Hi from Raleigh, everyone. We're in between shows (had a matinee at 2 PM today that went very well) and I'm hanging out in my hotel room at the moment. As our year is rapidly coming to an end, I wanted to take some time while we're still on the road to give you a glimpse into how we've been doing lately. "Exhausted" probably sums it up, but who knows, maybe another adjective will come forth by the time I'm done writing...
With home so close on the horizon, it can be easy at this point in the tour to lose sight of the impact and importance of the work we have left to do. Someone said backstage the other day - I can't remember if it was Randawg or DR - that we still have 12,000 people to sing for before going home. 12,000! That's a lot of people to say the least, many of whom will be seeing us live for the first time. Every night we are reminded - in spite of the collective road-induced weariness we feel - how special each concert may be for our audiences (e.g. the young man who told us proudly this afternoon that we were his first concert ever, the family who drove 3 hours to catch the concert because our concert is their new Christmas tradition, the Mom who took her two (musically-inclined) sons to see us for their Christmas present, the proud grandmother who sat next to her daughter and granddaughter in the audience...the list goes on and on and on).
At a certain point on every long tour, the different cities and venues we visit begin to blur into one general experience. I just read that and it sounds a little blunt, but it's true. You get off the bus, instinctively find your way to the dressing rooms (and catering...), throw your bag down, go to sound check, do your own thing for awhile, and then sing the same songs you've sung a hundred times over. The monotony of this schedule - coupled with the amount of time spent away from our loved ones and comforts of our own homes - can truly tax the soul, let alone the body. Plainly put, touring's tough on all of us.

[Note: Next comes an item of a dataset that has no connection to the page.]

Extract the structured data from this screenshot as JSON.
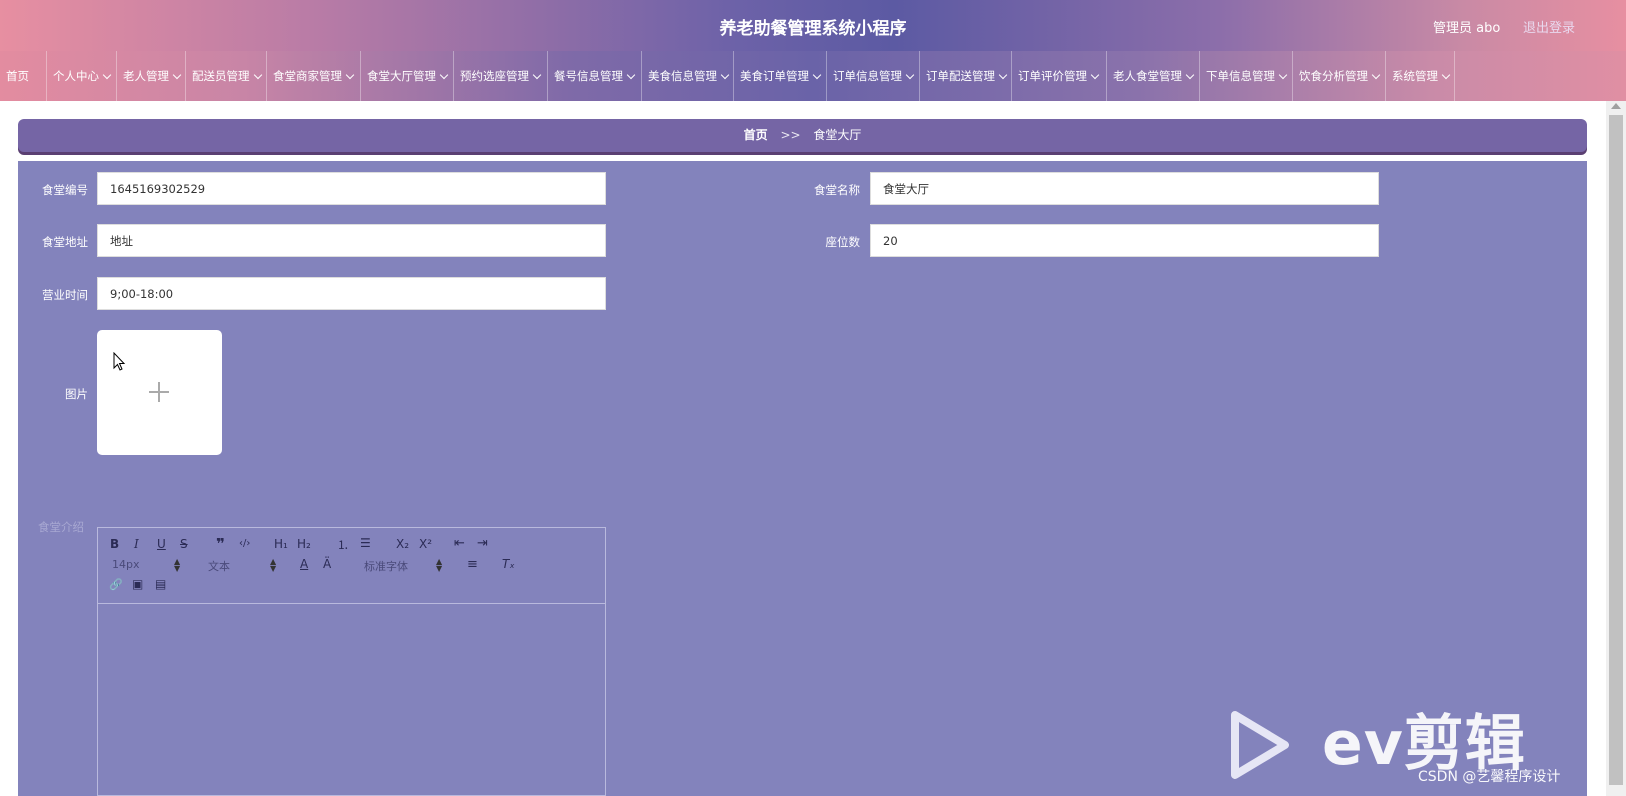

BUT, once we're onstage - like we'll be again in an hour or so from now - that fades away for two hours. At this point on tour, believe it or not, the show keeps us sane. The laughs we share onstage (often at each other's expense) keep us energized, as do the smiles that we see in the audience. At risk of sounding overly philosophical, our show is just as much as an escape for us from the monotony of the road and constant dull sense of homesickness (to me, at least) as it is a fun retreat from the craziness of the Holidays for the hundreds of families, new friends, old friends, couples on their first date, couples on their 25th anniversary, etc. who call themselves our fans. The fact that we get to call this our job continues to amaze me.
Furthermore, it boggles my mind that we've sung for over a hundred thousand people in the past three months! I don't even know how many people we sang for in Atlantic City or on tour in the Spring, but I'm sure it's a fair amount. Three years ago, I was substitute teaching with a hazy idea of what I really wanted to do professionally floating in my head (it wasn't that fun, in retrospect), teaching the occasional guitar or voice lesson (that was!), getting emails from Randy about the exponential amount of hits the 12 Days video was getting on YouTube. Frankly, I was growing weary of the updates after the fifth email from The Randawg. Until, that is, I got a message from him telling me that I had to call him back "right away" (something about the group getting back together...). Flash forward three years and here we are. Time flies when you're doing what you love, I guess.
Doing what we love comes with a cost for each of us, though (emotionally speaking, that is). It's always hard to be away from home; for everyone involved, not just us. I'm always reminded, though, that we don't have it that tough at all in comparison to many folks out there who are out of work, have family members serving overseas for months on end, or are fighting private battles of their own of health issues and hardship. Tonight, 45 minutes before our show, I'm grateful for this opportunity, for the finish line that is being home with our loved ones being well in sight, and for how sweet it will be to wrap this tour up with my 9 closest guys over the next week. Wish us luck, continue to send your prayers and encouragement for safe travels and healthy voices, and feel free to sing along if you're at a show.
Just not too loud ;)
Time for me to get back to the venue! Thanks for stopping by.